India is a weird place to buy cars. This is a country that has a vast base of prospective customers who can be targeted by manufacturers because, quite simply, Indians are spending more nowadays. By the way, I am not talking about GST.
I used the term weird because more often than not, Indians buy similar cars that use the same mechanicals but are named differently. Where manufacturers win is when they make their customers believe that their cars are completely ‘new’ and do not have any resemblance to their other product.
A case in point is the current crop of entry-level hatchbacks and sub-four metre sedans. Everything, ranging from Swift and Swift Dzire, Brio and Amaze, Tiago and Tigor, Bolt and Zest, Figo and Figo Aspire are marketed in such a way that they are absolutely ‘different’ from each other. I suspect the addition of air-con blower for the rear passengers is the cause for this and, people just gulp these products by the bucket load.
But they are not different, for they use the same mechanicals and are very similar, unless you believe that shelling out more money for a bit of boot space is a very good investment.
HOW THEY CAN REDUCE PRICES
I also do not understand why there is such a big difference in prices of these cars. Sure, I do accept it is not easy to lengthen the wheelbase of the car and is not easy to add a boot just like that. All this should not compromise the structure of the car because safety is very important. However, manufacturers can reduce the economies of scale in many other ways, especially since they do not have to go in search of new engines or transmission or suspension or a dashboard or switches, door handles, spare wheel, tyres, seats and I can go on.
The nomenclature is very different too. Manufacturers are hell bent in stating that their cars are different. Instead of calling a car – let us name it X – as X hatchback and X sedan and X estate, Somehow, manufacturers have got it into their heads that if cars differ in body shape, even if they only got slimmer, they should be given a new name.
Think about the amount of money that goes into the branding of the new name and then in the advertisements and the whole lot. That money can instead be spent to offer customers the full safety kit in all variants of the cars and variants in terms of other kits provided.
LET’S BE HONEST
Openness is what is missing in our country. They are not honest to tell people, ‘Look, we have got a platform and a couple of engines and we will be offering a hatchback, a sub-four metre sedan, a bigger sedan (for those who want), a bigger hatchback (again), a pseudo crossover that looks like an SUV, a people carrier or as people like to call it an MPV (which actually is just a term for estates), and pick your choice.’
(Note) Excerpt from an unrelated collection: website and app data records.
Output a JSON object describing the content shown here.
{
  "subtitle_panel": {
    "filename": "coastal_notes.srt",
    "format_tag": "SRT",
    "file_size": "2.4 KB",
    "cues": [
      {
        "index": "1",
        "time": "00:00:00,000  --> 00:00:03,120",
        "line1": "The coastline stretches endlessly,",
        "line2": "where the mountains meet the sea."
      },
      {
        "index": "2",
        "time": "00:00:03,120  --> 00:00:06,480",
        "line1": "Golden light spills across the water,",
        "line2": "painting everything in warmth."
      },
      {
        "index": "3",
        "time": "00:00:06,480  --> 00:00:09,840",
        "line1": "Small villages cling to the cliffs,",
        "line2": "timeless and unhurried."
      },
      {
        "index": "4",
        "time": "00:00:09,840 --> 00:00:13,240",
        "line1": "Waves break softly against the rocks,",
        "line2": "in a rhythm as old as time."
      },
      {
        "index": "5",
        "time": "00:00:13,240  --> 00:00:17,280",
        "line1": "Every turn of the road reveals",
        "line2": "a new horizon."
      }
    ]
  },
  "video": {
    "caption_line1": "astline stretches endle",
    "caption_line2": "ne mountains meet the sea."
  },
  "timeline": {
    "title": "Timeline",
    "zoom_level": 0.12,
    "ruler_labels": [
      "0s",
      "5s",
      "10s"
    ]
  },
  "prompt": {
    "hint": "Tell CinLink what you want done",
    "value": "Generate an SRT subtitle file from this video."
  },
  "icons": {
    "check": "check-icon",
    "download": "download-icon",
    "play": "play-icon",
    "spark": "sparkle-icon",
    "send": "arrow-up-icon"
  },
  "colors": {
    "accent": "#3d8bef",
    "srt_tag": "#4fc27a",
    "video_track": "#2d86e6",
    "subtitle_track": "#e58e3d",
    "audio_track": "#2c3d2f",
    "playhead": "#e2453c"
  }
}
If manufacturers do that, it will result in a reduction in their profits. Sure, not many are making huge profits, but that can easily be reduced by stopping all the expenses that come with giving a new name for a car, for its branding and the publicity.
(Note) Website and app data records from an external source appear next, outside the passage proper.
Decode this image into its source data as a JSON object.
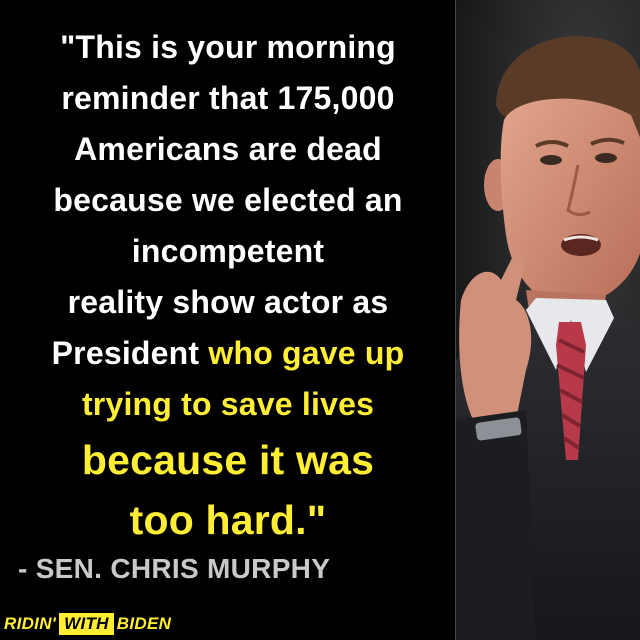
{
  "quote": {
    "lines": [
      "\"This is your morning",
      "reminder that 175,000",
      "Americans are dead",
      "because we elected an",
      "incompetent",
      "reality show actor as"
    ],
    "mixed_line": {
      "plain": "President ",
      "highlight": "who gave up"
    },
    "highlight_lines": [
      "trying to save lives"
    ],
    "big_lines": [
      "because it was",
      "too hard.\""
    ]
  },
  "attribution": "- SEN. CHRIS MURPHY",
  "logo": {
    "part1": "RIDIN'",
    "part2": "WITH",
    "part3": "BIDEN"
  },
  "colors": {
    "background": "#000000",
    "text": "#ffffff",
    "highlight": "#ffee33",
    "attribution": "#c9c9c9"
  }
}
ADD YOUR MITE
The fault is with our buying public, as well. People go into a showroom and buy a car because they like it. The new generation buys vehicles after a lot of research, yes, but word-of-mouth information influences their decision. If people go into a showroom and question the personnel regarding something, their query will get reported. Go into a showroom and ask what really is different in the cars that have been mentioned and say that you prefer to save a lot of money and just stick with what you want. It will get notified and it will make the manufacturers think.
Just think about change this could bring about if people decide to value their earnings more.